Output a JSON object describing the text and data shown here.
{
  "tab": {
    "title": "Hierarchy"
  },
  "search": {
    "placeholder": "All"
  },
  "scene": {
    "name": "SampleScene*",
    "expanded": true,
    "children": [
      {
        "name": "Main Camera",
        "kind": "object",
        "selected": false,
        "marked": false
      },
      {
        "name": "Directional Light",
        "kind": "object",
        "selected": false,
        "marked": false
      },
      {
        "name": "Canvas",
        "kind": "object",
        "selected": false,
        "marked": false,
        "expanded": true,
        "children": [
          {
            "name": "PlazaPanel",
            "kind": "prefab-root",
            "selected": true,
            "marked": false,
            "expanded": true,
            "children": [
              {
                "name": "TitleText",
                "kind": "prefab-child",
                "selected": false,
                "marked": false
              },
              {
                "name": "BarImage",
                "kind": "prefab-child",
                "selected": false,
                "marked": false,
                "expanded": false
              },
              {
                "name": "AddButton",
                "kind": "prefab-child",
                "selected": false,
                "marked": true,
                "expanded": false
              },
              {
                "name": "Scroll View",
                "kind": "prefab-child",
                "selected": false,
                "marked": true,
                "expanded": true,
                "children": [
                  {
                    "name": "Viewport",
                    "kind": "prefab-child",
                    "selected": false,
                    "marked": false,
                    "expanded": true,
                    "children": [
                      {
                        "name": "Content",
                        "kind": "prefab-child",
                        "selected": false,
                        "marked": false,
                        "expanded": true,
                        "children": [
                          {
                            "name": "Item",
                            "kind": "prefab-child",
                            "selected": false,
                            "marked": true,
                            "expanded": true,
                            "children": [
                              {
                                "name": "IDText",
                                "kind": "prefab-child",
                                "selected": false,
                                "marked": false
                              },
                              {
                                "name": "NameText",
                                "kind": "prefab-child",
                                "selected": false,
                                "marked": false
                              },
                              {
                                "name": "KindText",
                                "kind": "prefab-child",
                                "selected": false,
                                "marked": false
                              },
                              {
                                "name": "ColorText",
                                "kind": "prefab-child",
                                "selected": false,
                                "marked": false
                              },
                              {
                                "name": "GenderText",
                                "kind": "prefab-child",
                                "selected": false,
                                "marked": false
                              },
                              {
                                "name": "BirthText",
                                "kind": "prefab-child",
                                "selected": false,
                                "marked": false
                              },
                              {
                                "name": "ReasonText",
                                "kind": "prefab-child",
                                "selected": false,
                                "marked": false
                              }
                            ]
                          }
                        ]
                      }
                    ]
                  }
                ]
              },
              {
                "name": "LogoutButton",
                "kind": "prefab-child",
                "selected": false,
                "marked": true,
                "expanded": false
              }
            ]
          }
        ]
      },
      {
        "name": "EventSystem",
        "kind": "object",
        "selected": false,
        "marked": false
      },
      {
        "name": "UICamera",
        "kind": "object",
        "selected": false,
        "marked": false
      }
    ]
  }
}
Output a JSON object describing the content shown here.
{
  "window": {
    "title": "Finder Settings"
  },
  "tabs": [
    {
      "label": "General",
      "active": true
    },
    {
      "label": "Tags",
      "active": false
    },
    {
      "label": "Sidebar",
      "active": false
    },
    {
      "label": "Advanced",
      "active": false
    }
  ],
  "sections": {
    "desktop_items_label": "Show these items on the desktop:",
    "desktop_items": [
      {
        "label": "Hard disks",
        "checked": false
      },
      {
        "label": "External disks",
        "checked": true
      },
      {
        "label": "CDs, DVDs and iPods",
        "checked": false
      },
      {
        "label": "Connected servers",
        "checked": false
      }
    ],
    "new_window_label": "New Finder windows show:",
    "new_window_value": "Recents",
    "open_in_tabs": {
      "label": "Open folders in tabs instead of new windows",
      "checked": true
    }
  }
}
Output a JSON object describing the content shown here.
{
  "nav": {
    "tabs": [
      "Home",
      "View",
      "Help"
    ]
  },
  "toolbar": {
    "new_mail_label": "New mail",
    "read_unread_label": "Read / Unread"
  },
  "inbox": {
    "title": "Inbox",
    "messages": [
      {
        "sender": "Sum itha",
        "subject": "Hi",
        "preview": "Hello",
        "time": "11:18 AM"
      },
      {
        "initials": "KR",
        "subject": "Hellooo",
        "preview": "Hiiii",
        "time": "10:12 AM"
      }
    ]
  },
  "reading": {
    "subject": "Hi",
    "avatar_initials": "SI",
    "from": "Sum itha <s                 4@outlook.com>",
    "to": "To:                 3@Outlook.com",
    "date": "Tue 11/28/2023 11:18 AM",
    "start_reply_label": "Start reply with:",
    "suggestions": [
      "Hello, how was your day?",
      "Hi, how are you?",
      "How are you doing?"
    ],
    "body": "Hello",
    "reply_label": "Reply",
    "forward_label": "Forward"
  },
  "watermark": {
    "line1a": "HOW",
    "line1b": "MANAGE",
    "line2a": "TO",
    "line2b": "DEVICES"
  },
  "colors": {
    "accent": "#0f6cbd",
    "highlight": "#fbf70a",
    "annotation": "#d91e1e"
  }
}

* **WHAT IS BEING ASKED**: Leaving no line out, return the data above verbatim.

* **RESPONSE TO THIS EXERCISE**:
Output a JSON object describing the text and data shown here.
{
  "tab": {
    "title": "Hierarchy"
  },
  "search": {
    "placeholder": "All"
  },
  "scene": {
    "name": "SampleScene*",
    "expanded": true,
    "children": [
      {
        "name": "Main Camera",
        "kind": "object",
        "selected": false,
        "marked": false
      },
      {
        "name": "Directional Light",
        "kind": "object",
        "selected": false,
        "marked": false
      },
      {
        "name": "Canvas",
        "kind": "object",
        "selected": false,
        "marked": false,
        "expanded": true,
        "children": [
          {
            "name": "PlazaPanel",
            "kind": "prefab-root",
            "selected": true,
            "marked": false,
            "expanded": true,
            "children": [
              {
                "name": "TitleText",
                "kind": "prefab-child",
                "selected": false,
                "marked": false
              },
              {
                "name": "BarImage",
                "kind": "prefab-child",
                "selected": false,
                "marked": false,
                "expanded": false
              },
              {
                "name": "AddButton",
                "kind": "prefab-child",
                "selected": false,
                "marked": true,
                "expanded": false
              },
              {
                "name": "Scroll View",
                "kind": "prefab-child",
                "selected": false,
                "marked": true,
                "expanded": true,
                "children": [
                  {
                    "name": "Viewport",
                    "kind": "prefab-child",
                    "selected": false,
                    "marked": false,
                    "expanded": true,
                    "children": [
                      {
                        "name": "Content",
                        "kind": "prefab-child",
                        "selected": false,
                        "marked": false,
                        "expanded": true,
                        "children": [
                          {
                            "name": "Item",
                            "kind": "prefab-child",
                            "selected": false,
                            "marked": true,
                            "expanded": true,
                            "children": [
                              {
                                "name": "IDText",
                                "kind": "prefab-child",
                                "selected": false,
                                "marked": false
                              },
                              {
                                "name": "NameText",
                                "kind": "prefab-child",
                                "selected": false,
                                "marked": false
                              },
                              {
                                "name": "KindText",
                                "kind": "prefab-child",
                                "selected": false,
                                "marked": false
                              },
                              {
                                "name": "ColorText",
                                "kind": "prefab-child",
                                "selected": false,
                                "marked": false
                              },
                              {
                                "name": "GenderText",
                                "kind": "prefab-child",
                                "selected": false,
                                "marked": false
                              },
                              {
                                "name": "BirthText",
                                "kind": "prefab-child",
                                "selected": false,
                                "marked": false
                              },
                              {
                                "name": "ReasonText",
                                "kind": "prefab-child",
                                "selected": false,
                                "marked": false
                              }
                            ]
                          }
                        ]
                      }
                    ]
                  }
                ]
              },
              {
                "name": "LogoutButton",
                "kind": "prefab-child",
                "selected": false,
                "marked": true,
                "expanded": false
              }
            ]
          }
        ]
      },
      {
        "name": "EventSystem",
        "kind": "object",
        "selected": false,
        "marked": false
      },
      {
        "name": "UICamera",
        "kind": "object",
        "selected": false,
        "marked": false
      }
    ]
  }
}
Output a JSON object describing the content shown here.
{
  "window": {
    "title": "Finder Settings"
  },
  "tabs": [
    {
      "label": "General",
      "active": true
    },
    {
      "label": "Tags",
      "active": false
    },
    {
      "label": "Sidebar",
      "active": false
    },
    {
      "label": "Advanced",
      "active": false
    }
  ],
  "sections": {
    "desktop_items_label": "Show these items on the desktop:",
    "desktop_items": [
      {
        "label": "Hard disks",
        "checked": false
      },
      {
        "label": "External disks",
        "checked": true
      },
      {
        "label": "CDs, DVDs and iPods",
        "checked": false
      },
      {
        "label": "Connected servers",
        "checked": false
      }
    ],
    "new_window_label": "New Finder windows show:",
    "new_window_value": "Recents",
    "open_in_tabs": {
      "label": "Open folders in tabs instead of new windows",
      "checked": true
    }
  }
}
Output a JSON object describing the content shown here.
{
  "nav": {
    "tabs": [
      "Home",
      "View",
      "Help"
    ]
  },
  "toolbar": {
    "new_mail_label": "New mail",
    "read_unread_label": "Read / Unread"
  },
  "inbox": {
    "title": "Inbox",
    "messages": [
      {
        "sender": "Sum itha",
        "subject": "Hi",
        "preview": "Hello",
        "time": "11:18 AM"
      },
      {
        "initials": "KR",
        "subject": "Hellooo",
        "preview": "Hiiii",
        "time": "10:12 AM"
      }
    ]
  },
  "reading": {
    "subject": "Hi",
    "avatar_initials": "SI",
    "from": "Sum itha <s                 4@outlook.com>",
    "to": "To:                 3@Outlook.com",
    "date": "Tue 11/28/2023 11:18 AM",
    "start_reply_label": "Start reply with:",
    "suggestions": [
      "Hello, how was your day?",
      "Hi, how are you?",
      "How are you doing?"
    ],
    "body": "Hello",
    "reply_label": "Reply",
    "forward_label": "Forward"
  },
  "watermark": {
    "line1a": "HOW",
    "line1b": "MANAGE",
    "line2a": "TO",
    "line2b": "DEVICES"
  },
  "colors": {
    "accent": "#0f6cbd",
    "highlight": "#fbf70a",
    "annotation": "#d91e1e"
  }
}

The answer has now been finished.